Why, you might be wondering, would you add tobacco (a known carcinogen) to your cannabis? Well, for starters, spliffs tend to smoke better than joints. Not only do they burn slower and steadier (not too many people canoeing a spliff), but some smokers actually prefer the buzz they get when consuming nicotine and weed at the same time. Mixing tobacco with weed is known to offer more of an energetic high. And if you’re worried about the smell of weed wafting through the air for all to smell, the presence of tobacco in a spliff can significantly cut down on the smell of weed.

Here’s the thing, though. The word spliff means different things in different countries. In Jamaica, a spliff is the same as a joint. And in Europe, a spliff refers to something rolled exclusively with cannabis, while a joint is something rolled with tobacco and cannabis.

“Excuse me while I light my spliff,

Good God I gotta’ take a lift,

From reality I just can’t drift,

That’s why I’m stayin’ with this riff”

-Easy Skanking, Bob Marley

Joints, Blunts, and Spliffs…They All Get You High

Joints can be perfect for those who want to take their weed with…roll a joint and you’re out the door. They’re also great for a quick fix and when you don’t have anything else to smoke out of. You can find rolling papers anywhere, really.

Spliffs are great for individuals looking for an energetic buzz and who don’t mind a bit of tobacco mixed in with their pot. They can be perfect for cig smokers and they tend to burn longer than your average joint. Looking for a long sit down sesh with friends down with a bit of nicotine? Roll a spliff.

Blunts are typically best suited for special occasions…but there are those who prefer blunts over joints or spliffs any day. Blunts definitely take more time to prepare and are a bit more difficult to perfect than a joint or spliff.

When it comes down to it, joints, blunts, and spliffs all have one common purpose. To get you high. What you prefer to roll and partake in all comes down to personal preference and the occasion you’re rolling one up for.

The Difference Between a Spliff, Blunt, and Joint was last modified: by
Jen Keehn

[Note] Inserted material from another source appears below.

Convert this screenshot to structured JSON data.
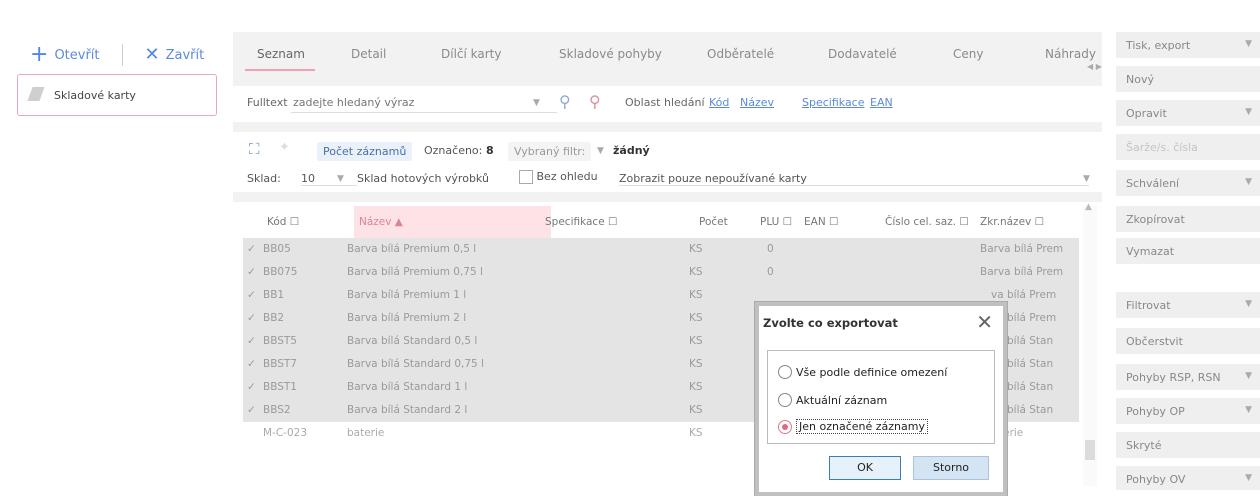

About the author: Jen Keehn is a Colorado-based writer focused on inspiring others to live their best lives. She writes regularly about recreational and medical cannabis, holistic health, addiction, and psychedelic therapy.